Wow! My postings on “No-Knead Bread” are among the most popular sites here at Best Room in the House. There is tremendous interest in making the bread and a host of former non-bread bakers have taken up bread making because of the simplicity and near foolproof methods used for the bread. As a bonus, it costs about 85 cents, not counting the cost to heat your oven.
Did I mention the delicious taste and the wonderful crust? Once you try this bread, you won’t want to buy any more bread at the grocery store.I decided to provide a step-by-step photo guide to further tempt those of you who have yet to give it a try. So, with the added proviso, “I am not a photographer”, let’s get started.
2. Mix the dry ingredients and stir just enough to make sure you get all the dry flour on the bottom of the bowl into the dough.
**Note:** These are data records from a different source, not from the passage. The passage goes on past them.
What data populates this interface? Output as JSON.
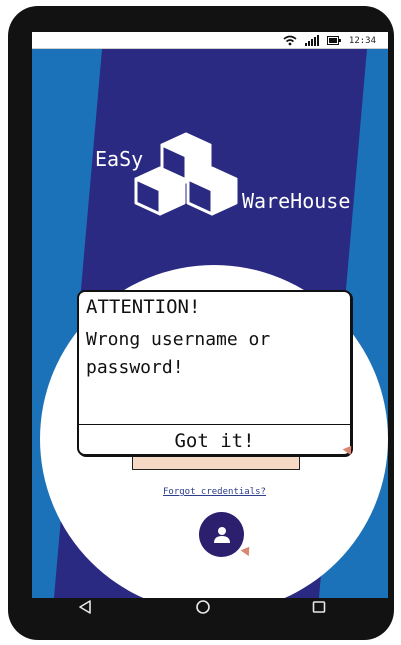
{
  "status_bar": {
    "time": "12:34",
    "icons": [
      "wifi-icon",
      "signal-icon",
      "battery-icon"
    ]
  },
  "logo": {
    "line1": "EaSy",
    "line2": "WareHouse",
    "icon": "boxes-icon"
  },
  "dialog": {
    "title": "ATTENTION!",
    "message": "Wrong username or password!",
    "button_label": "Got it!"
  },
  "forgot_link": "Forgot credentials?",
  "user_button": {
    "icon": "user-icon"
  },
  "nav": {
    "back": "back-icon",
    "home": "home-icon",
    "recents": "recents-icon"
  },
  "colors": {
    "background": "#2b2a82",
    "stripe": "#1c72b8",
    "user_button": "#2b1f6e",
    "accent": "#d98672",
    "peach": "#f5d9c4"
  }
}
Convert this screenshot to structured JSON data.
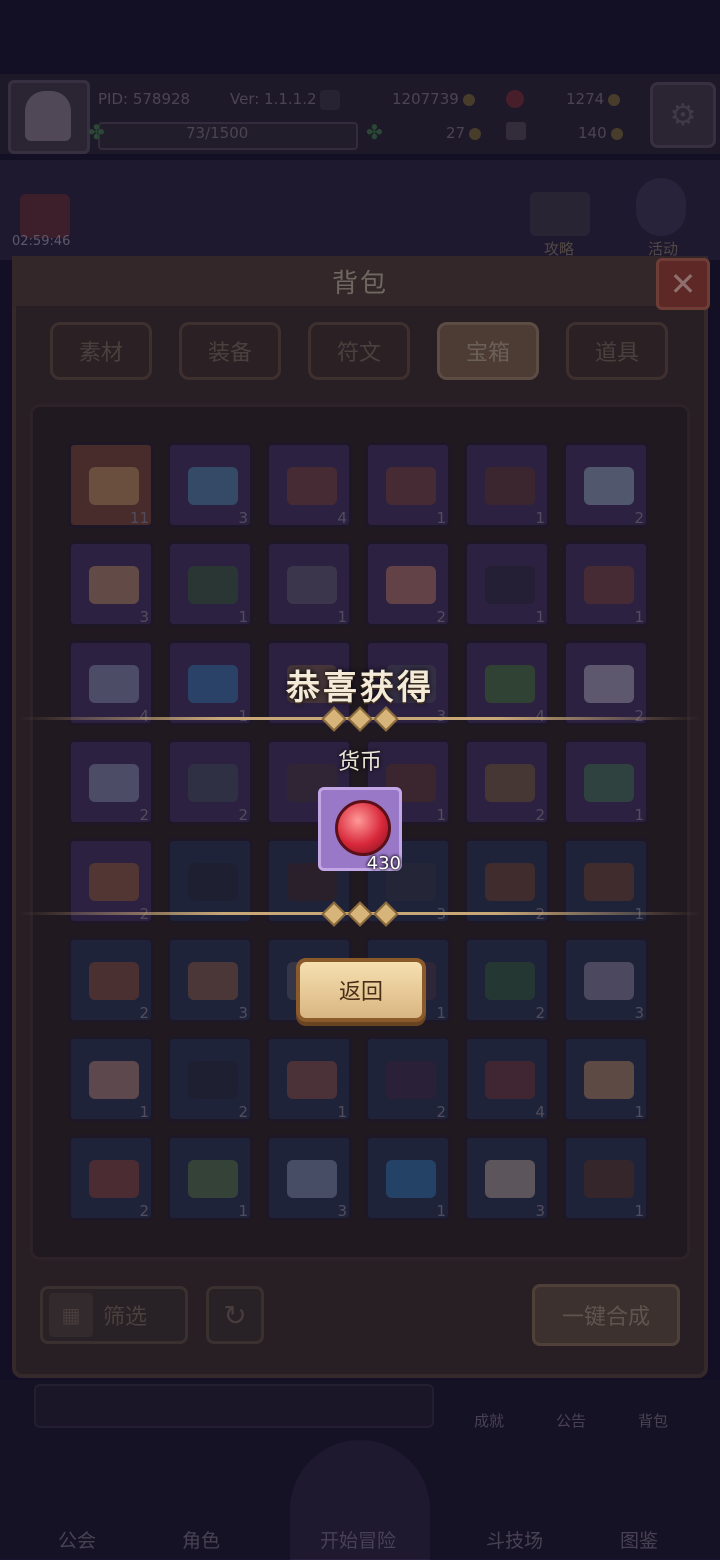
{
  "status": {
    "pid": "PID: 578928",
    "version": "Ver: 1.1.1.2",
    "gold": "1207739",
    "gems": "1274",
    "xp": "73/1500",
    "clover": "27",
    "keys": "140"
  },
  "scene": {
    "timer": "02:59:46",
    "guide": "攻略",
    "event": "活动"
  },
  "bag": {
    "title": "背包",
    "close_icon": "close-icon",
    "tabs": [
      "素材",
      "装备",
      "符文",
      "宝箱",
      "道具"
    ],
    "active_tab": "宝箱",
    "filter_label": "筛选",
    "merge_label": "一键合成"
  },
  "slots": [
    {
      "c": "11",
      "k": "o",
      "col": "#c8a070"
    },
    {
      "c": "3",
      "k": "p",
      "col": "#5aa0c8"
    },
    {
      "c": "4",
      "k": "p",
      "col": "#8a4a3a"
    },
    {
      "c": "1",
      "k": "p",
      "col": "#8a4a3a"
    },
    {
      "c": "1",
      "k": "p",
      "col": "#6a3a2a"
    },
    {
      "c": "2",
      "k": "p",
      "col": "#a8c8d8"
    },
    {
      "c": "3",
      "k": "p",
      "col": "#d8a070"
    },
    {
      "c": "1",
      "k": "p",
      "col": "#3a6a3a"
    },
    {
      "c": "1",
      "k": "p",
      "col": "#6a6a7a"
    },
    {
      "c": "2",
      "k": "p",
      "col": "#d88a70"
    },
    {
      "c": "1",
      "k": "p",
      "col": "#2a2a3a"
    },
    {
      "c": "1",
      "k": "p",
      "col": "#8a4a3a"
    },
    {
      "c": "4",
      "k": "p",
      "col": "#9aa8c8"
    },
    {
      "c": "1",
      "k": "p",
      "col": "#3a8ac8"
    },
    {
      "c": "",
      "k": "p",
      "col": "#8a6a4a"
    },
    {
      "c": "3",
      "k": "p",
      "col": "#5a5a6a"
    },
    {
      "c": "4",
      "k": "p",
      "col": "#4a8a3a"
    },
    {
      "c": "2",
      "k": "p",
      "col": "#c8c8d8"
    },
    {
      "c": "2",
      "k": "p",
      "col": "#9aa8c8"
    },
    {
      "c": "2",
      "k": "p",
      "col": "#4a5a6a"
    },
    {
      "c": "",
      "k": "p",
      "col": "#4a3a3a"
    },
    {
      "c": "1",
      "k": "p",
      "col": "#6a3a2a"
    },
    {
      "c": "2",
      "k": "p",
      "col": "#8a6a3a"
    },
    {
      "c": "1",
      "k": "p",
      "col": "#4a8a5a"
    },
    {
      "c": "2",
      "k": "p",
      "col": "#a86a3a"
    },
    {
      "c": "",
      "k": "b",
      "col": "#2a2a3a"
    },
    {
      "c": "",
      "k": "b",
      "col": "#4a2a2a"
    },
    {
      "c": "3",
      "k": "b",
      "col": "#3a3a4a"
    },
    {
      "c": "2",
      "k": "b",
      "col": "#8a4a2a"
    },
    {
      "c": "1",
      "k": "b",
      "col": "#8a4a2a"
    },
    {
      "c": "2",
      "k": "b",
      "col": "#a8583a"
    },
    {
      "c": "3",
      "k": "b",
      "col": "#a86a4a"
    },
    {
      "c": "",
      "k": "b",
      "col": "#6a6a7a"
    },
    {
      "c": "1",
      "k": "b",
      "col": "#5a3a4a"
    },
    {
      "c": "2",
      "k": "b",
      "col": "#3a6a3a"
    },
    {
      "c": "3",
      "k": "b",
      "col": "#a89ab8"
    },
    {
      "c": "1",
      "k": "b",
      "col": "#d89a88"
    },
    {
      "c": "2",
      "k": "b",
      "col": "#2a2a3a"
    },
    {
      "c": "1",
      "k": "b",
      "col": "#a85a4a"
    },
    {
      "c": "2",
      "k": "b",
      "col": "#4a2a4a"
    },
    {
      "c": "4",
      "k": "b",
      "col": "#8a3a3a"
    },
    {
      "c": "1",
      "k": "b",
      "col": "#d8a070"
    },
    {
      "c": "2",
      "k": "b",
      "col": "#a84a3a"
    },
    {
      "c": "1",
      "k": "b",
      "col": "#6a8a4a"
    },
    {
      "c": "3",
      "k": "b",
      "col": "#9aa8c8"
    },
    {
      "c": "1",
      "k": "b",
      "col": "#3a8ac8"
    },
    {
      "c": "3",
      "k": "b",
      "col": "#d8c0b0"
    },
    {
      "c": "1",
      "k": "b",
      "col": "#6a3a2a"
    }
  ],
  "nav": {
    "items": [
      "公会",
      "角色",
      "开始冒险",
      "斗技场",
      "图鉴"
    ],
    "mini": [
      "成就",
      "公告",
      "背包"
    ]
  },
  "popup": {
    "title": "恭喜获得",
    "subtitle": "货币",
    "reward_icon": "ruby-gem-icon",
    "reward_count": "430",
    "back_label": "返回"
  }
}
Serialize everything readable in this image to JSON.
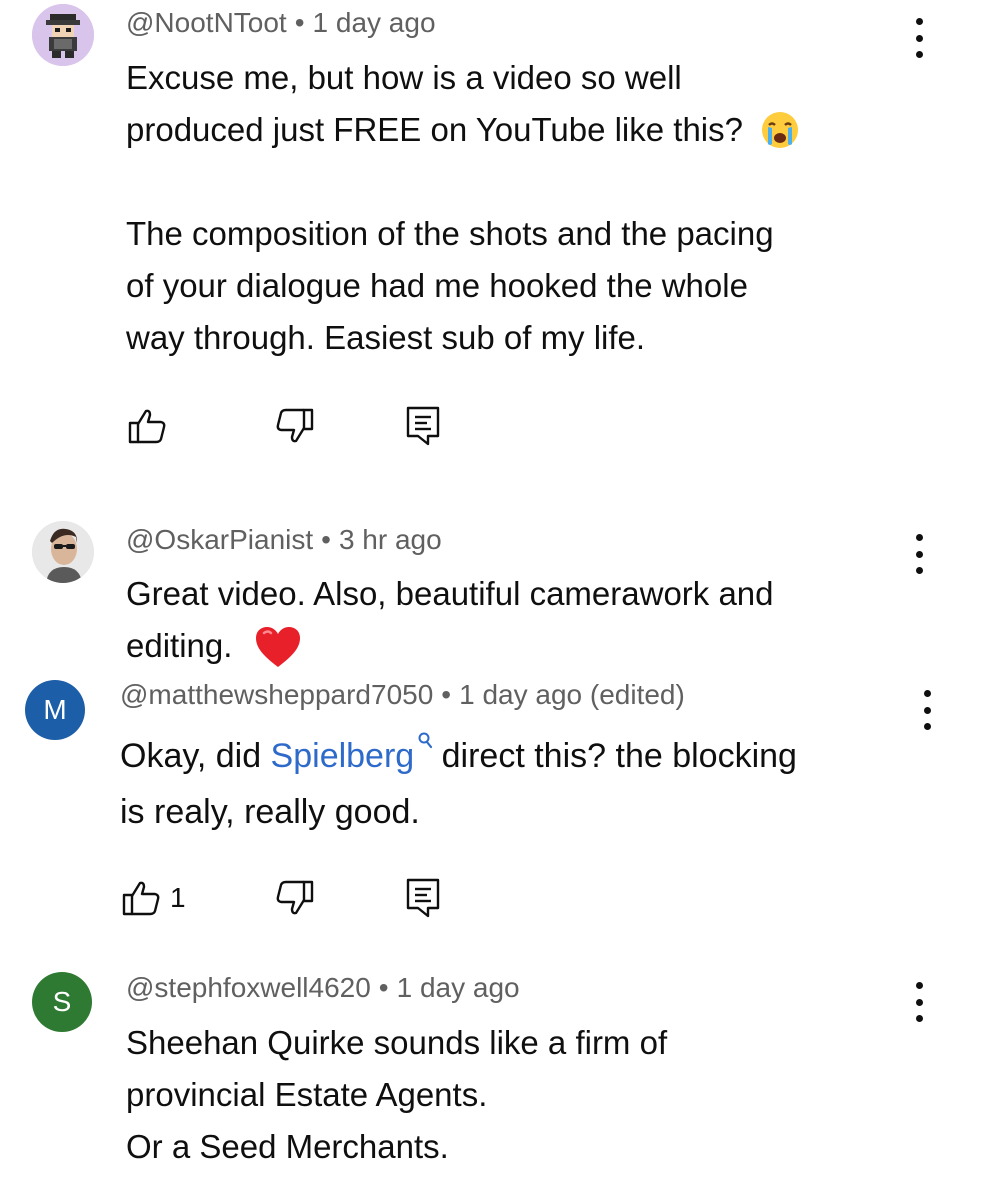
{
  "comments": [
    {
      "author": "@NootNToot",
      "time": "1 day ago",
      "lines": [
        "Excuse me, but how is a video so well",
        "produced just FREE on YouTube like this?",
        "",
        "The composition of the shots and the pacing",
        "of your dialogue had me hooked the whole",
        "way through. Easiest sub of my life."
      ],
      "emoji": "crying-face-emoji"
    },
    {
      "author": "@OskarPianist",
      "time": "3 hr ago",
      "lines": [
        "Great video. Also, beautiful camerawork and",
        "editing."
      ],
      "emoji": "red-heart-emoji"
    },
    {
      "author": "@matthewsheppard7050",
      "time": "1 day ago (edited)",
      "avatar_letter": "M",
      "avatar_color": "#1d5ea8",
      "line1_before": "Okay, did ",
      "line1_link": "Spielberg",
      "line1_after": " direct this? the blocking",
      "line2": "is realy, really good.",
      "like_count": "1"
    },
    {
      "author": "@stephfoxwell4620",
      "time": "1 day ago",
      "avatar_letter": "S",
      "avatar_color": "#2f7a32",
      "lines": [
        "Sheehan Quirke sounds like a firm of",
        "provincial Estate Agents.",
        "Or a Seed Merchants."
      ]
    }
  ],
  "separator": "•",
  "colors": {
    "text": "#0f0f0f",
    "meta": "#606060",
    "link": "#2e6ac9"
  }
}
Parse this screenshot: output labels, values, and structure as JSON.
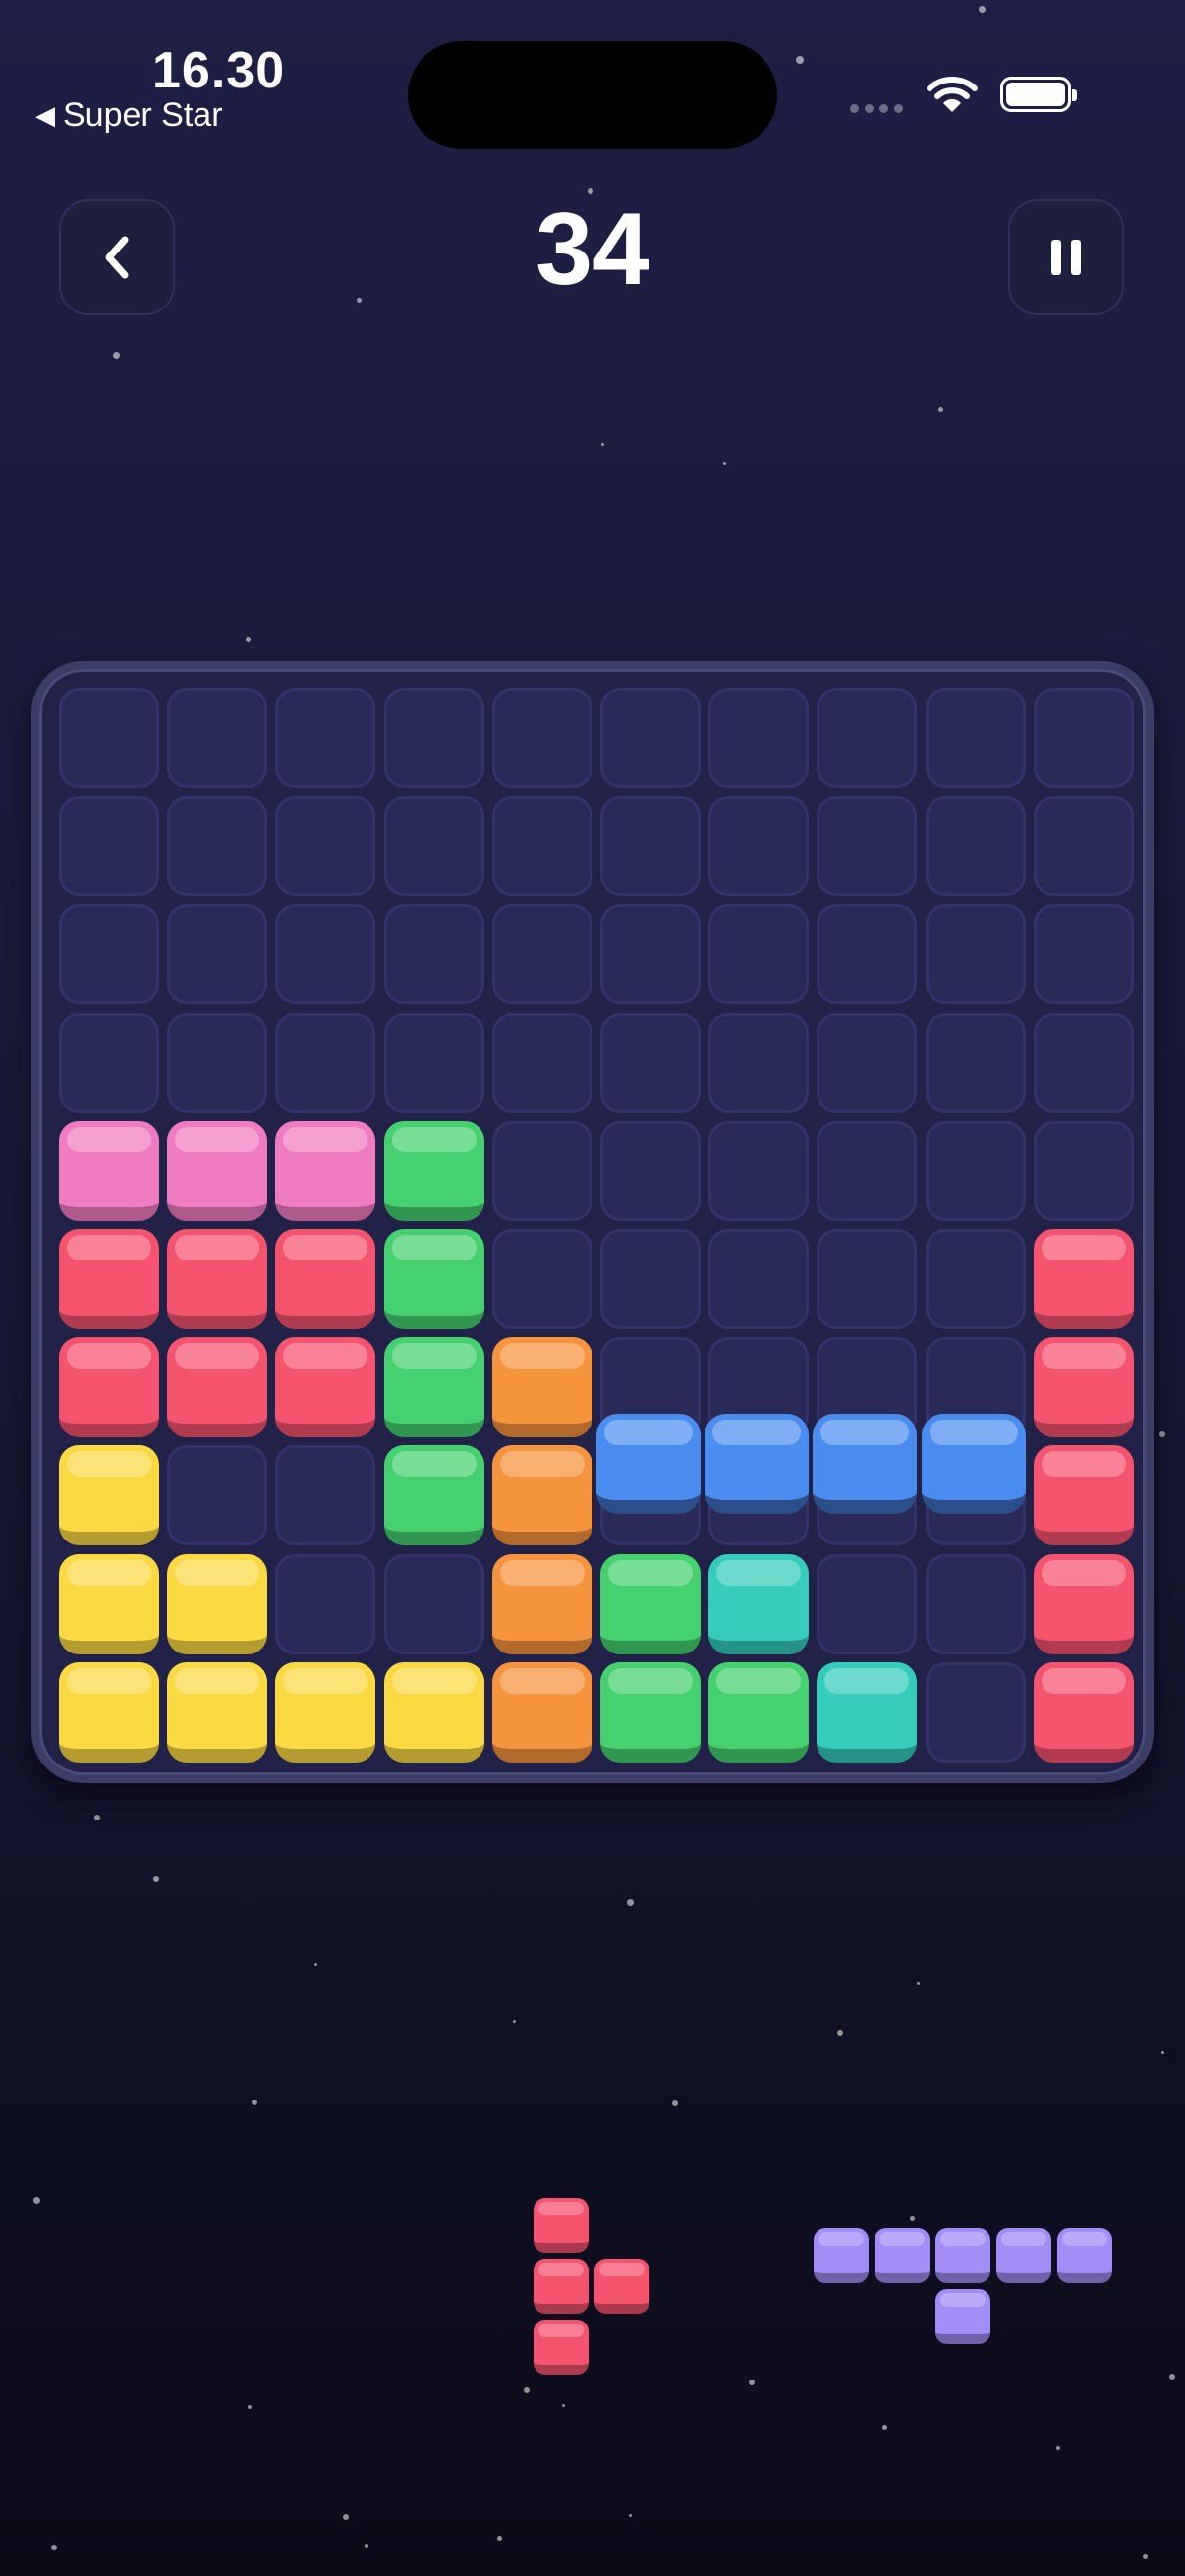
{
  "status_bar": {
    "time": "16.30",
    "back_label": "Super Star"
  },
  "header": {
    "score": "34"
  },
  "colors": {
    "pink": "#f07cc0",
    "red": "#f5546f",
    "green": "#45d170",
    "orange": "#f6933d",
    "yellow": "#fbd943",
    "blue": "#4a8cf0",
    "teal": "#35cdb9",
    "purple": "#a28cf5"
  },
  "board": {
    "cols": 10,
    "rows": 10,
    "cells": [
      [
        "",
        "",
        "",
        "",
        "",
        "",
        "",
        "",
        "",
        ""
      ],
      [
        "",
        "",
        "",
        "",
        "",
        "",
        "",
        "",
        "",
        ""
      ],
      [
        "",
        "",
        "",
        "",
        "",
        "",
        "",
        "",
        "",
        ""
      ],
      [
        "",
        "",
        "",
        "",
        "",
        "",
        "",
        "",
        "",
        ""
      ],
      [
        "pink",
        "pink",
        "pink",
        "green",
        "",
        "",
        "",
        "",
        "",
        ""
      ],
      [
        "red",
        "red",
        "red",
        "green",
        "",
        "",
        "",
        "",
        "",
        "red"
      ],
      [
        "red",
        "red",
        "red",
        "green",
        "orange",
        "",
        "",
        "",
        "",
        "red"
      ],
      [
        "yellow",
        "",
        "",
        "green",
        "orange",
        "",
        "",
        "",
        "",
        "red"
      ],
      [
        "yellow",
        "yellow",
        "",
        "",
        "orange",
        "green",
        "teal",
        "",
        "",
        "red"
      ],
      [
        "yellow",
        "yellow",
        "yellow",
        "yellow",
        "orange",
        "green",
        "green",
        "teal",
        "",
        "red"
      ]
    ],
    "drag_preview": {
      "color": "blue",
      "row": 7,
      "cols": [
        5,
        6,
        7,
        8
      ]
    }
  },
  "tray": {
    "pieces": [
      {
        "name": "red-plus-piece",
        "color": "red",
        "blocks": [
          [
            0,
            0
          ],
          [
            1,
            0
          ],
          [
            1,
            1
          ],
          [
            2,
            0
          ]
        ]
      },
      {
        "name": "purple-t-piece",
        "color": "purple",
        "blocks": [
          [
            0,
            0
          ],
          [
            0,
            1
          ],
          [
            0,
            2
          ],
          [
            0,
            3
          ],
          [
            0,
            4
          ],
          [
            1,
            2
          ]
        ]
      }
    ]
  }
}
5. Now we’ll let the dough rise, covered with plastic wrap, for at least 12 hours.
12. Re-cover with plastic wrap and let rest for fifteen minutes.
13. Now we’ll let it rise the second time, but first, refold the dough into a rough loaf shape (it’s very fluid dough and won’t stay in a perfect loaf shape; it will be a roundish blob) and place on a 12 x 18 inch piece of parchment paper. Sprinkle top of loaf with wheat bran if desired. Cover with a non-terry cloth dish towel.
14. Now it’s time for the second rising. After the dough has risen for 1 and 1/2 hours, preheat the oven to 450 degrees with the baking pan and lid inside. Let the dough rise for another half hour while the oven heats for the full 3o minutes. You want the oven and the pot “blazing hot.”
15. Carefully remove the very hot pot from oven. Take the towel off the bread. Pick up the parchment paper with the dough on it and carefully lower both into the hot pot. Sprinkle with Kosher salt if desired.
16. Cover with lid and bake 30 minutes. (The parchment paper won’t burn.)
17. Remove the lid and bake another 15 minutes.
18. Remove the pot from the oven and carefully lift up the edges of paper and place it and the bread on a cooling rack. Pull the paper out from under the bread and let the bread cool before slicing… if you can resist the aroma of warm, fresh baked bread. (Sometimes, I brush butter over the top and sides.)
There is also a veritable wealth of information on the internet on bread making in general and different methods of making the No-Knead Bread. I use a couple of different recipes, sometimes adding seeds to the topping, sometimes adding flavoring elements to the dough itself.